Most urologists say they've already seen reaction to the report's release and the resulting news coverage. Many are concerned that the USPSTF recommendation will give men another excuse to avoid the doctor's office.
In May, the U.S. Preventive Services Task Force (USPSTF) issued its final recommendation on the use of the PSA test as a screening tool for prostate cancer. The task force upheld its original grade D recommendation, saying there is no evidence the test helps reduce deaths from prostate cancer but significant evidence shows unnecessary testing and treatment can result in lasting harm to patients.
With the announcement coming in the middle of the AUA annual meeting, organized urology was armed with a prepared, consistent message of its own. The AUA called the statement "inappropriate and irresponsible." The question now is, what impact is the recommendation having on urologists in community practice?
Urology Times posed that question to practicing urologists across the country. We also asked: How are you addressing the new round of questions about PSA testing posed by confused patients? What are you telling referring physicians about the report? And how concerned are you that health insurers will cut reimbursement for PSA testing?
Vincent Bivins, MD, in Homewood, AL, saw an immediate response.
"Patients canceled biopsies. Even patients with aggressive tumors scheduled for treatment are now concerned and want to delay treatment," Dr. Bivins said.
"In the studies the recommendations were based on, the average screening was just 5.8 years," he said. "You need at least 13 years of screening to see if there's a difference in prostate cancer mortality.

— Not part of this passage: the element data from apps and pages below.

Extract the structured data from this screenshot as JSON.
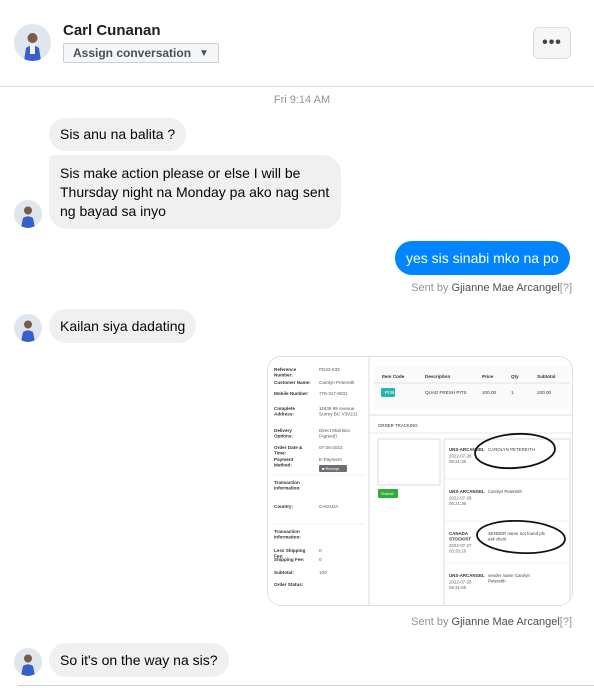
{
  "contact": {
    "name": "Carl Cunanan"
  },
  "header": {
    "assign_label": "Assign conversation",
    "more_label": "•••"
  },
  "thread": {
    "timestamp": "Fri 9:14 AM",
    "messages": [
      {
        "text": "Sis anu na balita ?"
      },
      {
        "text": "Sis make action please or else I will be Thursday night na Monday pa ako nag sent ng bayad sa inyo"
      },
      {
        "text": "yes sis sinabi mko na po"
      },
      {
        "text": "Kailan siya dadating"
      },
      {
        "text": "So it's on the way na sis?"
      }
    ],
    "sent_by": [
      {
        "prefix": "Sent by ",
        "agent": "Gjianne Mae Arcangel",
        "suffix": "[?]"
      },
      {
        "prefix": "Sent by ",
        "agent": "Gjianne Mae Arcangel",
        "suffix": "[?]"
      }
    ]
  },
  "attachment": {
    "left_fields": [
      {
        "label": "Reference Number:",
        "value": "PD43-532"
      },
      {
        "label": "Customer Name:",
        "value": "Carolyn Petereith"
      },
      {
        "label": "Mobile Number:",
        "value": "778-317-5831"
      },
      {
        "label": "Complete Address:",
        "value": "11639 99 Avenue Surrey BC V3V2J1"
      },
      {
        "label": "Delivery Options:",
        "value": "Direct Mail Box (Agreed)"
      },
      {
        "label": "Order Date & Time:",
        "value": "07-26-2022"
      },
      {
        "label": "Payment Method:",
        "value": "E-Payment"
      },
      {
        "label": "receipt",
        "value": "Receipt"
      },
      {
        "label": "Transaction Information:",
        "value": ""
      },
      {
        "label": "Country:",
        "value": "CANADA"
      },
      {
        "label": "Transaction Information:",
        "value": ""
      },
      {
        "label": "Less Shipping Fee:",
        "value": "0"
      },
      {
        "label": "Shipping Fee:",
        "value": "0"
      },
      {
        "label": "Subtotal:",
        "value": "100"
      },
      {
        "label": "Order Status:",
        "value": ""
      }
    ],
    "table": {
      "headers": [
        "Item Code",
        "Description",
        "Price",
        "Qty",
        "Subtotal"
      ],
      "row": [
        "PI36",
        "QUAD FRESH PITS",
        "100.00",
        "1",
        "100.00"
      ]
    },
    "tracking_title": "ORDER TRACKING",
    "submit_label": "Submit",
    "tracking_entries": [
      {
        "who": "UNS-ARCANGEL",
        "date": "2022-07-28 06:21:36",
        "note": "CAROLYN PETEREITH"
      },
      {
        "who": "UNS-ARCANGEL",
        "date": "2022-07-28 06:21:36",
        "note": "Carolyn Petereith"
      },
      {
        "who": "CANADA STOCKIST",
        "date": "2022-07-27 03:33:16",
        "note": "SENDER name not found pls ask client"
      },
      {
        "who": "UNS-ARCANGEL",
        "date": "2022-07-26 05:31:55",
        "note": "sender name Carolyn Petereith"
      }
    ]
  }
}
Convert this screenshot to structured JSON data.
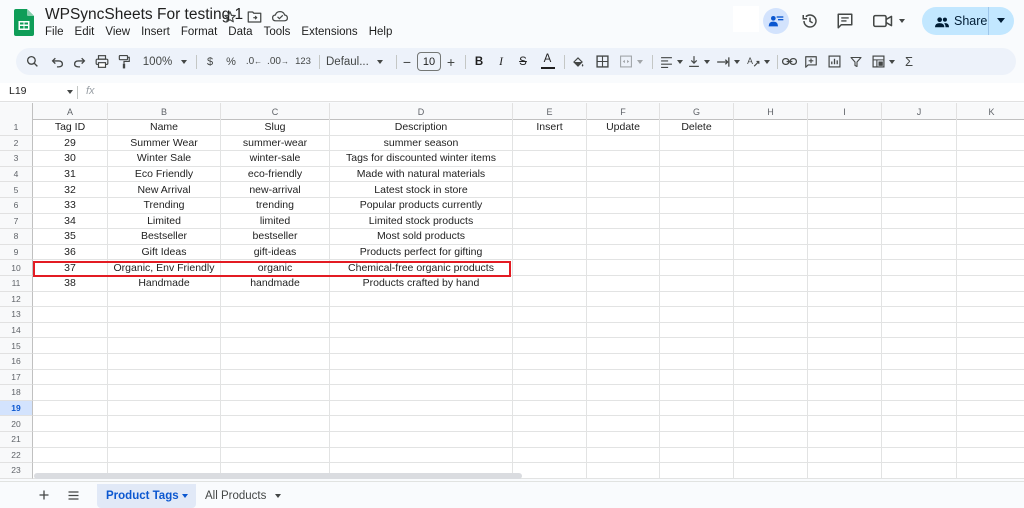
{
  "app": {
    "title": "WPSyncSheets For testing 1",
    "menu": [
      "File",
      "Edit",
      "View",
      "Insert",
      "Format",
      "Data",
      "Tools",
      "Extensions",
      "Help"
    ],
    "share_label": "Share",
    "colors": {
      "share_bg": "#c2e7ff",
      "accent": "#0b57d0",
      "highlight_border": "#e31b23"
    }
  },
  "toolbar": {
    "zoom": "100%",
    "currency": "$",
    "percent": "%",
    "dec_decrease": ".0",
    "dec_increase": ".00",
    "number_format": "123",
    "font_family": "Defaul...",
    "font_size": "10",
    "minus": "−",
    "plus": "+",
    "bold": "B",
    "italic": "I",
    "strike": "S",
    "text_color": "A",
    "sigma": "Σ"
  },
  "formula_bar": {
    "name_box": "L19",
    "fx": "fx"
  },
  "grid": {
    "columns": [
      "A",
      "B",
      "C",
      "D",
      "E",
      "F",
      "G",
      "H",
      "I",
      "J",
      "K"
    ],
    "row_numbers": [
      "1",
      "2",
      "3",
      "4",
      "5",
      "6",
      "7",
      "8",
      "9",
      "10",
      "11",
      "12",
      "13",
      "14",
      "15",
      "16",
      "17",
      "18",
      "19",
      "20",
      "21",
      "22",
      "23"
    ],
    "selected_row": "19",
    "header": [
      "Tag ID",
      "Name",
      "Slug",
      "Description",
      "Insert",
      "Update",
      "Delete"
    ],
    "rows": [
      [
        "29",
        "Summer Wear",
        "summer-wear",
        "summer season"
      ],
      [
        "30",
        "Winter Sale",
        "winter-sale",
        "Tags for discounted winter items"
      ],
      [
        "31",
        "Eco Friendly",
        "eco-friendly",
        "Made with natural materials"
      ],
      [
        "32",
        "New Arrival",
        "new-arrival",
        "Latest stock in store"
      ],
      [
        "33",
        "Trending",
        "trending",
        "Popular products currently"
      ],
      [
        "34",
        "Limited",
        "limited",
        "Limited stock products"
      ],
      [
        "35",
        "Bestseller",
        "bestseller",
        "Most sold products"
      ],
      [
        "36",
        "Gift Ideas",
        "gift-ideas",
        "Products perfect for gifting"
      ],
      [
        "37",
        "Organic, Env Friendly",
        "organic",
        "Chemical-free organic products"
      ],
      [
        "38",
        "Handmade",
        "handmade",
        "Products crafted by hand"
      ]
    ]
  },
  "sheets": {
    "tabs": [
      {
        "label": "Product Tags",
        "active": true
      },
      {
        "label": "All Products",
        "active": false
      }
    ]
  }
}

They didn't allow enough time for the disease to progress to see if there's a difference in mortality [in screened and unscreened men].
"The second problem is that roughly half the patients that were used as non-PSA patients had actually had PSA tests, so the control group was contaminated."